Supporting an Elderly Person Coping with Grief

Help and advice on supporting an older person whose loved one has died

Last updated: 10 November 2016

Grief can have a significant emotional and physical impact on anyone, but these effects can be worse for the elderly. Losing someone close, especially a spouse or partner, can make existing health conditions worse, lead to major changes in living arrangements, and increased stress.

Older people are also more likely to experience bereavement more frequently, as friends and loved ones reach the end of their lives. This may increasingly make them feel that their time is also close, which can bring feelings of anxiety and loneliness.

Understanding grief

The practical implications and the physical impact of grief can be much worse in old age. When supporting an elderly person after a bereavement, keep the following in mind:
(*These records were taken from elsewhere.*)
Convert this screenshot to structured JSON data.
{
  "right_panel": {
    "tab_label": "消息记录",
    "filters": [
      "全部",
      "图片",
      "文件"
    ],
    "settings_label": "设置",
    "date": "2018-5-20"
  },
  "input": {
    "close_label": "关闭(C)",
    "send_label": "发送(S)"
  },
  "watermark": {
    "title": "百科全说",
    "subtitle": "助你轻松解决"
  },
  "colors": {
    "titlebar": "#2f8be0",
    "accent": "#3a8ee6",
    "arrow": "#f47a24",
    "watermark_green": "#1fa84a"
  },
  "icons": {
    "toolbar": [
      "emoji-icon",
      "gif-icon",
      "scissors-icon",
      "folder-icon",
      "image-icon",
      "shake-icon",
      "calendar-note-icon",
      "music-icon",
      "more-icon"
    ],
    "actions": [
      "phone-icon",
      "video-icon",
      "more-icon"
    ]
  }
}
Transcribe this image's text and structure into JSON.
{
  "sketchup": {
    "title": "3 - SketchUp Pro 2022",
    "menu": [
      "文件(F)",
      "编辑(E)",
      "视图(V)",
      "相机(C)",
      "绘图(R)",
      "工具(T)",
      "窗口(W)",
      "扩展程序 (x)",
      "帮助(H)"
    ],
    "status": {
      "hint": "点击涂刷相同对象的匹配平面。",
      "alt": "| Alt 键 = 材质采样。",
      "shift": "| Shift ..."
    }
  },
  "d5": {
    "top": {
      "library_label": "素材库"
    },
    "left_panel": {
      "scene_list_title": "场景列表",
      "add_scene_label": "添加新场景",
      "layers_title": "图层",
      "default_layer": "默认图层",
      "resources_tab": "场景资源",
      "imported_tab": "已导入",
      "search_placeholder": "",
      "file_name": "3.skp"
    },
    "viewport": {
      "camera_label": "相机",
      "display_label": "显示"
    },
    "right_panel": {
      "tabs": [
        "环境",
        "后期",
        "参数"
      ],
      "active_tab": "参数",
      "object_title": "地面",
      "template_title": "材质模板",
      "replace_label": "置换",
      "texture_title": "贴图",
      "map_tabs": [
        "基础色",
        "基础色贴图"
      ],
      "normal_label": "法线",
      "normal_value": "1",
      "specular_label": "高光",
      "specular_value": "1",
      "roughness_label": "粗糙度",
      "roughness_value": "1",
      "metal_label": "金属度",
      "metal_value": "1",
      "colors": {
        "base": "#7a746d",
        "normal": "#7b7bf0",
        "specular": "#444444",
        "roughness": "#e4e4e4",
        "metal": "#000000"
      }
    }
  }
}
  • The grief may have an impact on their physical health. Although grief can have physical symptoms at any age, studies have shown that the elderly are more likely to suffer from severe health problems after the death of a loved one, due to increased stress levels.
  • They may lose their appetite. A lot of people experience a decreased appetite as they get older, but grief can make this even worse. They may feel unable to eat for several days or only pick at their meals.
  • Grief can affect their ability to think clearly. Bereavement can lead to feelings of confusion in everyone, but for the elderly this can be more intense, with bouts of forgetfulness, disorientation and disorganization.
  • Losing a loved one might lead to major life changes. For some old people, losing a loved one can mean losing a carer or support system, leading to huge lifestyle changes. They may need to move into sheltered accommodation or a nursing home, further adding to their stress.
  • Financial difficulties may worsen grief. Living on a pension can be difficult at the best of times, but losing a loved one can mean increased financial pressure too. This in turn can lead to more stress and upset.
  • They may feel isolated and lonely. Loneliness has become a serious problem for an aging population. Losing a friend, partner or relative may mean losing someone to socialize with. The loneliness of having no one to talk to can make grief much harder to cope with in old age.

Ways to help

Like anyone who has lost a loved one, the key to supporting a bereaved older person is being there when they need you, listening to them, and not ignoring the fact that they are going through an incredibly difficult time. There are some other key things that might be particularly helpful to bear in mind when supporting the elderly through grief:

  • Spend time with them. Perhaps the most important thing when supporting an elderly grieving person is keeping them company. Sometimes something as simple as dropping by to say hello or watching TV with them can help.
  • Don’t be afraid to talk about their loved one. Even though grief can be especially difficult in old age, you don’t need to shy away from mentioning their loved one. They may even want to talk about them and share some memories.
  • Take them to doctor’s appointments. As mentioned, an elderly person’s health can suffer after bereavement. Help them stay healthy by offering to drive them to important appointments.
  • Cook for them or go food shopping. Eating healthy, wholesome food can be vital for keeping an older person’s strength up during grief. Make sure they’ve got lots of easily prepared meals for the days and weeks to come.
  • Help them with paperwork. If you are a close friend or family member it may be appropriate for you to help the bereaved with any forms they need to fill out. It may be that their loved one was the ‘bill-payer’, so they might need help understanding what household bills they need to take care of and how to pay them.
  • Take them out for the day. Try inviting them out for a day trip, or offering to take them shopping. Let them know that they can go home at any time they want, and don’t be disheartened if they turn you down the first few times. Keep inviting them to things without pressuring them to say yes.
  • Keep supporting them in the long term. Offering help around the time of the funeral is useful, but it is often in the months and years after that things become really lonely and difficult. Try to keep in touch with them, especially on important dates like anniversaries and birthdays.

If you need extra advice on supporting a bereaved person, contact a specialist bereavement support organization to talk to a trained expert.